By Aaron Searle
Adjustments to the Law School Admission Test could bring a sigh of relief for some students, but changes to the Medical College Admission Test might turn out to be a mixed blessing.
Typically, around 840 BYU students take the LSAT every year, according to BYU”s Preprofessional Advisement Center, and this year there is a change in the way the scores of students who take the test multiple times will be handled.
“This change is about the American Bar Association and what they require law schools to do in terms of reporting the LSAT scores of their students to them,” said Anne Brandt of the Law School Admission Council.
The bar association wants to know the characteristics of each new class entering law schools every year. This includes their LSAT scores, Brandt said.
In the past the bar association has required law schools to submit the average LSAT score of their students who have taken the test more than once, but this past summer they announced they will now accept those students” highest score, instead of their average, Brandt said.
Though law schools have always been able to use either the applicant”s average or high score in their own admissions decisions, the fact that schools now can report students” LSAT high scores to the bar association has an impact on law schools” admission decisions, said Catherine Bramble, prelaw advisor at the center.

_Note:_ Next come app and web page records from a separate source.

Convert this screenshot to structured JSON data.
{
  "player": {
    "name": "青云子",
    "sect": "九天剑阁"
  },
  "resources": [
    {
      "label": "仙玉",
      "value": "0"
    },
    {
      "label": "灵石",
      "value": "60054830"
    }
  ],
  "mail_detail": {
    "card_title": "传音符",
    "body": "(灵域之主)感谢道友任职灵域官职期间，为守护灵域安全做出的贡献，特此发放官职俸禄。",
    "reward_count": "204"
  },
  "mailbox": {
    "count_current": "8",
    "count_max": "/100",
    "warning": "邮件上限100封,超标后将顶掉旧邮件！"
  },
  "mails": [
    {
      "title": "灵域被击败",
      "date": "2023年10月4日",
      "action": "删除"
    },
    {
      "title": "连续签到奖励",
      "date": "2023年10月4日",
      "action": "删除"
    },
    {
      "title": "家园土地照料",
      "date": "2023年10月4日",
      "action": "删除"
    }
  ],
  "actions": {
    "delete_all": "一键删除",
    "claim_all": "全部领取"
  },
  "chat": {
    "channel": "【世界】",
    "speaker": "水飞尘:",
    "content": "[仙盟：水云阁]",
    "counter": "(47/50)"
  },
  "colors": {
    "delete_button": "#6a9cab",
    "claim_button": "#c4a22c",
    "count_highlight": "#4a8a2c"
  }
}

“I think some law schools were hesitant before,” Bramble said. “They said ”Yeah, we really want to give weight to the highest score because that”s what the student”s aptitude is, but we realize there”s this drawback, we still have to hand in to the ABA an average score for the student and that might lower our overall numbers.” So I really think this change has freed up the law schools to get rid of any of that type of hesitancy.”
This might give relief for some students who need to repeat the test, Bramble said, but it”s still better for the students to take the test once and be done with it rather than rely on the “multiple attempt” tactic.
Though there is little concern over the changes to the LSAT, mixed feelings exist about modifications to the MCAT. Starting January 2007, the MCAT will be administered entirely electronically, said Nicole Buckley, media relations manager with the Association of American Medical Colleges. This new format will provide a number of benefits, Buckley said in an e-mail.
The number of dates students can take the test will increase from two to 22 a year, the test will have fewer questions, the test day will be about half as long as it used to be and the wait students must endure to get their score back will be reduced by half.
Though all these benefits exist, some students still have apprehension about the new test format.
“The students who work in my office and took the MCAT last summer have said they would prefer not to take the computerized MCAT,” said Jeanine Ehat, office specialist for the Preprofessional Advisement center. “I think there are a couple of things that factor into that. One might be the fear of the unknown, because they”ve practiced and prepared for that paper exam. They also might wonder if they”re going to be guinea pigs for the computer exams.”
It is also a legitimate concern, Ehat said, that the limited seating due to the new technology requirements will fill up faster and students won”t be able to take the test on the day they want to.
“If I were a student, I would pay attention to when I could start registering and I”d be on the computer registering for the date I wanted as soon as I could,” Ehat said.